Anyone who gets into a car after it’s been closed up on a hot day knows how hot it can get inside. The steering wheel is too hot to touch and the air is thick and it’s hard to breathe.

Imagine being locked in that car for 15, 20, or 30 minutes. All too often, people and pets are.

As temperatures climb in mid-summer, Wilton police and state Rep. Gail Lavielle have introduced an initiative to warn people of the dangers of leaving children or pets in cars when it is hot outside. It’s called Heat Kills, If You Love ’em, Don’t Leave ’em.”

It’s timely advice. Even though most people recognize the danger, it’s worth repeating and enforcing. When it’s 70 degrees outside, it can be 120 degrees in a car; and when it’s 80 degrees, it can rise to 150 degrees or 160 degrees in a car, essentially turning the car’s interior into an oven.

Although Connecticut historically has few cases of children dying after being left unattended, the issue made national headlines a few years ago when a 15-month-old Ridgefield boy died after his father forgot he was in the back seat and left him in a hot car for hours.

Earlier this summer, a Trumbull man was arrested in Bridgeport after he reportedly left his daughter and her dog in his locked pickup truck while he went shopping. The 5-year-old girl and dog were left in a parking lot while outside temperatures were about 81 degrees, police said. The driver said he left the windows cracked and the doors locked. Police were called to the scene after witnesses called to report the girl was banging on the windows to be let out. Shopping always takes longer than you think.

Children left in a parked car can suffer heat stroke and possibly die. Dogs pant to cool themselves. Left in a hot car they can overheat rapidly and die.
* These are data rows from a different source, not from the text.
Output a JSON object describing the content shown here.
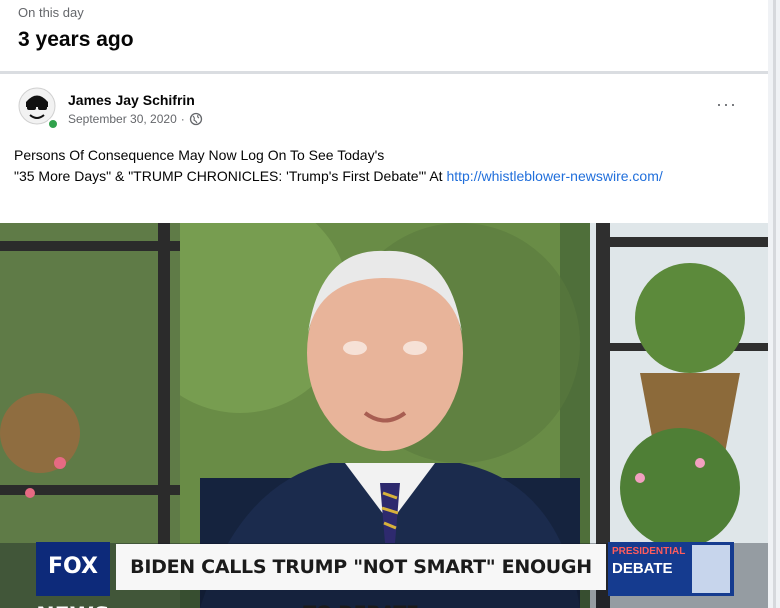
{
  "memory": {
    "kicker": "On this day",
    "title": "3 years ago"
  },
  "post": {
    "author": "James Jay Schifrin",
    "date": "September 30, 2020",
    "privacy_icon": "globe-icon",
    "more_label": "···",
    "text_line1": "Persons Of Consequence May Now Log On To See Today's",
    "text_line2_prefix": "\"35 More Days\" & \"TRUMP CHRONICLES: 'Trump's First Debate'\" At ",
    "link_text": "http://whistleblower-newswire.com/"
  },
  "video": {
    "network_logo": "FOX NEWS",
    "chyron": "BIDEN CALLS TRUMP \"NOT SMART\" ENOUGH TO DEBATE",
    "badge_kicker": "PRESIDENTIAL",
    "badge_word": "DEBATE"
  },
  "colors": {
    "accent_link": "#216fdb",
    "online": "#31a24c",
    "fox_blue": "#0d2a7a"
  }
}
Tragically, some cases of children killed or injured by being left in a hot car are truly accidents. Parents have a lot on their minds and it is easier than one might think to forget a sleeping child in the back seat. One way to prevent his is to get in the habit of checking the back seat every time you arrive at your destination. It’s called  “look before you lock.” One way to do this is to put a cell phone, handbag, briefcase, or employee badge in the back seat with the child to ensure you always open the back door when you get where you are going.

Remember, it doesn’t have to feel hot outside to be dangerously hot inside a parked car. If you see a child or pet in a locked car on a warm or hot day, don’t hesitate to call the police. You can call 203-834-6260 or simply, 911.